3) Michael Alkire: "Neuroimaging of Anaesthesia and Consciousness"
Michael Alkire is Associate Professor in Residence of Anesthesiology and a Fellow member of the Center for the Neurobiology of Learning and Memory (CNLM) at the University of California, Irvine (UCI), USA. He has used anaesthesia as a tool for investigating memory, consciousness and pain processing in both animal and human models. Dr. Alkire was the first to publish a PET neuroimaging study investigating the mechanisms of anaesthetic action in the human.  Subsequently, he completed a series of neuroimaging studies in humans on the effects of various anaesthetic agents. Dr. Alkire’s work has led to a number of insights regarding the nature of anaesthetic effects on consciousness.

Anaesthesia and neuroimaging offer an important tool for the scientific study of consciousness.  In his presentation, Professor Alkire will discuss recent works with an aim towards answering basic questions regarding the nature of human consciousness and how it is removed by anaesthesia.  He will explore the role played by neuroimaging in helping to identify what brain areas and systems must be turned off to remove consciousness and what brain regions or key processes must be turned back on to restore consciousness.  The lecture will touch upon these key topics in order to provide the background needed for understanding future developments in anaesthesia research.

4) Steven Laureys:  “The Neural Correlates of Conscious Awareness Revealed by the Study of Coma and Related States”
Professor Steven Laureys, MD, PhD, is director of the Coma Science Group at the Neurology Department and Cyclotron Research Centre of the University Hospital and University of Liège, Belgium. His team assesses the recovery of neurological disability and neuronal plasticity in acquired brain injury and altered states of consciousness (e.g., comatose, “vegetative”/unresponsive, minimally conscious and locked-in syndromes) confronting clinical expertise and bedside behavioural evaluation with multimodal neuroimaging (PET and MRI) and electrophysiology studies (EEG and EEG-TMS). He has also been interested in the ethical implications of this translational clinical research.

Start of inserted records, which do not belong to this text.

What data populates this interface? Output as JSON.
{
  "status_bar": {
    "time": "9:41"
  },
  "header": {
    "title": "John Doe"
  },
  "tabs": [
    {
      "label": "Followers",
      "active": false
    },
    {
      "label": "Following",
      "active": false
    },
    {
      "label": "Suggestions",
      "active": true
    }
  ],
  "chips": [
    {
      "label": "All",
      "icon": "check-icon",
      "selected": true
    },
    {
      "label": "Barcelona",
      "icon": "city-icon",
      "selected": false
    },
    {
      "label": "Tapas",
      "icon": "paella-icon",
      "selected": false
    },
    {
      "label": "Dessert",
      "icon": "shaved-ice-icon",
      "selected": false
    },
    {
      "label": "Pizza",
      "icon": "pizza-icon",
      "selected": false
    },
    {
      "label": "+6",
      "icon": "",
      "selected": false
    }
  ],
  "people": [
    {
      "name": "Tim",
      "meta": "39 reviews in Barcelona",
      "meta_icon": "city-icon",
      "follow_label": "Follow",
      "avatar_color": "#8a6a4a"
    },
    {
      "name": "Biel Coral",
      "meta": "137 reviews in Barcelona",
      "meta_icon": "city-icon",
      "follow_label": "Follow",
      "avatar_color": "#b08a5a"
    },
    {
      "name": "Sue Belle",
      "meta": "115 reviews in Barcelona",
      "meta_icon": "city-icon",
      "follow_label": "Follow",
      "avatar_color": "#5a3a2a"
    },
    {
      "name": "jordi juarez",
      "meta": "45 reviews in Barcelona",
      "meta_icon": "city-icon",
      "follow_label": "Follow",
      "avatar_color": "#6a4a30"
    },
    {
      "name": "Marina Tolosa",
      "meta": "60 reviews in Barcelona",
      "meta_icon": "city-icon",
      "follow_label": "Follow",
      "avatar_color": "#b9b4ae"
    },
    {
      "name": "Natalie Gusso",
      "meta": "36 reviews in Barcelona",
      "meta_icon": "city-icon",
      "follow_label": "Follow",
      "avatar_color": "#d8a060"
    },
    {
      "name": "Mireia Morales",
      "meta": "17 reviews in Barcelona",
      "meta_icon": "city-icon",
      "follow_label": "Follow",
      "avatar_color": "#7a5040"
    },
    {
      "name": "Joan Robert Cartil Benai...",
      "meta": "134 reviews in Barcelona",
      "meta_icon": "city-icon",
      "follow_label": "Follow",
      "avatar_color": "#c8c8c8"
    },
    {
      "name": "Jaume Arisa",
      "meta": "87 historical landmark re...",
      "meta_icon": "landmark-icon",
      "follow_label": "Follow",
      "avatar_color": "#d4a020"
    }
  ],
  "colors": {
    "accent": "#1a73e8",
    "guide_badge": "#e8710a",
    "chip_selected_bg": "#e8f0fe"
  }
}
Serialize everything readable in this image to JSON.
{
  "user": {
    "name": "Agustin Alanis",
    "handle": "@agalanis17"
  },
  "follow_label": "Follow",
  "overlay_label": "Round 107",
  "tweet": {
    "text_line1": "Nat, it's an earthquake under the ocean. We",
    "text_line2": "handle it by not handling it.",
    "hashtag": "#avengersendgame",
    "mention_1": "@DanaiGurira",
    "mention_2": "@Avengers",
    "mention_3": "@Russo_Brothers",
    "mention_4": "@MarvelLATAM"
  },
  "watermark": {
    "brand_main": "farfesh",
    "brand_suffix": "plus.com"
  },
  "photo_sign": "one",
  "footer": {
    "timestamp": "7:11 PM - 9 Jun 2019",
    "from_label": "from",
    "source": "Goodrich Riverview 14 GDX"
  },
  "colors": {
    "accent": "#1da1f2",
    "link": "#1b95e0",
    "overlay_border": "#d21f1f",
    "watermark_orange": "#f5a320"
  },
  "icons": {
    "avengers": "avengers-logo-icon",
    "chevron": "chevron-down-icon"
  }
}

The past 15 years have provided an unprecedented collection of discoveries that bear upon our scientific understanding of recovery of consciousness in the human brain following severe brain damage. Highlighted among these discoveries are unique demonstrations that patients with little or no behavioural evidence of conscious awareness may retain critical cognitive capacities and the first scientific demonstrations that some patients, with severely injured brains and very longstanding conditions of limited behavioural responsiveness, may nonetheless harbour latent capacities for recovery.  In this presentation, Professor Laureys will summarize recent studies showing that awareness is an emergent property of the collective behaviour of frontoparietal top-down connectivity. Within this network, external (sensory) awareness depends on lateral prefrontal/parietal cortices while internal (self) awareness correlates with precuneal/mesiofrontal midline activity. Current technology now permits to show command-specific changes in EEG or fMRI signals providing motor-independent evidence of conscious thoughts and in some cases even of communication. He will conclude by discussing related ethical issues and the challenge of measuring and improving quality of life in these challenging patients with disorders of consciousness.

Abstract submission deadline 17 April 2013 - Early registration date 12 June 2013